Agricultural or farm equipment can range from small, relatively inexpensive all-terrain vehicles (ATV’s) used to inspect fences or livestock up to very expensive mobile pieces of industrial equipment, such as cotton pickers, grain harvesting combines, or four-wheel-drive tractors. Like other industrial machinery, farm equipment can suffer from mechanical and electrical failures and fires, as well as incidents involving careless or untrained operators. In addition, just like other industrial equipment, farm implements need to be properly operated and maintained in accordance with the manufacturer’s directions to prevent problems in the field or in the maintenance shed.
The flexible hydraulic hose or fuel line that the operator knew was beginning to deteriorate can lead to a burned piece of equipment in the field if a pinhole leak develops and sprays high pressure fluid in a mist onto a hot component.
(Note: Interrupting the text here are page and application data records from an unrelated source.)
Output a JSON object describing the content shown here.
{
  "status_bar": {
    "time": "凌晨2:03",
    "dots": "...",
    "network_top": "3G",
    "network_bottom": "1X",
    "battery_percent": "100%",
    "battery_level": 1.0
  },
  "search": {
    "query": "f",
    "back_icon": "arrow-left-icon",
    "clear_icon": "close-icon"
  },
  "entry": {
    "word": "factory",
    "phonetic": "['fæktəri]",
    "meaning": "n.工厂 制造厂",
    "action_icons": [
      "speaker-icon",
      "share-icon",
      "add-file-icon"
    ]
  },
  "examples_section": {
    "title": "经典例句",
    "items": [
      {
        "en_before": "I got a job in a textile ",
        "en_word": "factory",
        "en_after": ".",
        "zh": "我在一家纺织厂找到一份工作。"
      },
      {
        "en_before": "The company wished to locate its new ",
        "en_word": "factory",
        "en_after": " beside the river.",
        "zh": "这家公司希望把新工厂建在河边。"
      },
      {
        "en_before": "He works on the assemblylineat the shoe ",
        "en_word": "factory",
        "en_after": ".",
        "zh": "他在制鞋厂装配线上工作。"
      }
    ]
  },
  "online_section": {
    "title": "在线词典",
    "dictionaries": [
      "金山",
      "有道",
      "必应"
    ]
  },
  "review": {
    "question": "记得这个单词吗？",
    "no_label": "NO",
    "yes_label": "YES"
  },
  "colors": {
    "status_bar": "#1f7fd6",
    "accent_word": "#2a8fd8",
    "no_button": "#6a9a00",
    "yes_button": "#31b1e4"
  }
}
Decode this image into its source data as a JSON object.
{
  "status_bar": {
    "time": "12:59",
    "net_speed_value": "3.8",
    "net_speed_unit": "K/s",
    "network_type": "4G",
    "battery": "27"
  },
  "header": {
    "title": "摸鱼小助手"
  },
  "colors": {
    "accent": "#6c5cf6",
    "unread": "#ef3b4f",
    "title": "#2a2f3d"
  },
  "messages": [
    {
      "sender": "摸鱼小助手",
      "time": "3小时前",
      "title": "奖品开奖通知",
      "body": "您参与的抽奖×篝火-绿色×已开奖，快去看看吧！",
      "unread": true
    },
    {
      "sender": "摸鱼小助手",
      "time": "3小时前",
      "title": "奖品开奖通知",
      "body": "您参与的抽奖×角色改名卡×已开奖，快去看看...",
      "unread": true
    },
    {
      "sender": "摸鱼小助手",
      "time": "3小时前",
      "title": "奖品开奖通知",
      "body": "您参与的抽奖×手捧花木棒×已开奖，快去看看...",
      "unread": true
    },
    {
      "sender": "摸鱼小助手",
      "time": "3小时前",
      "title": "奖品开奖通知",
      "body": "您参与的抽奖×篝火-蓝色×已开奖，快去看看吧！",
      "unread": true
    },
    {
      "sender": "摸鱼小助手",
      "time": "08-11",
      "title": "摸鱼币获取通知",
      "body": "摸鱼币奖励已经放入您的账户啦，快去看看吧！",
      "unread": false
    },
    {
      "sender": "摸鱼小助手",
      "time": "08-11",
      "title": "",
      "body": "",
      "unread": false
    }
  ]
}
The operator that attempts to free debris from a running piece of equipment, whether it’s a hay baler in the field or a grain auger near the silo, can suffer serious injuries or death as a result of not taking the extra time to first properly shut down and safeguard the machine.
In addition, because farm equipment is mobile, it can be involved in motor vehicle accidents, both single vehicle as well as multi-vehicle. A tractor or an ATV operating on uneven terrain can roll over if the operator doesn’t take the proper care with either direction or speed. The rollover might result in only damaged equipment, but it can just as likely result in serious injuries to the operator. Farm equipment in transit between fields on country roads can be involved in collisions from other, faster-moving vehicles that fail to recognize the equipment’s width with respect to the travel lane or the equipment’s significantly slower speed, regardless of the large, reflective low-speed triangles on the machinery.
Despite the variety of the types of incidents that can occur to agricultural machinery, a careful investigation by an experienced engineer can result in an accurate determination of the cause of the accident. A review of equipment service records can show if any component had recently been serviced or replaced. An examination of the equipment itself and the area where the incident occurred can greatly assist in the investigation. Do the marks on the soft ground at the accident scene indicate the ATV rolled due to uneven terrain or because of a too-abrupt steering input by the driver? Are there visible tire marks to indicate heavy vehicle braking prior to the pickup colliding with the tractor on the two-lane country road? Do the burn patterns on the ground and on the remains of the hay baler point to a specific area of origin of the fire? Are witness and operator statements consistent with the physical evidence of the incident, or are there conflicts that need to be resolved?
Trained and experienced engineers can assist you in the investigation of farm equipment accidents and provide the understanding of what occurred. CED engineers have that expertise.
Featured Engineer: Thomas E. Saunders, P.E. Senior Mechanical Engineer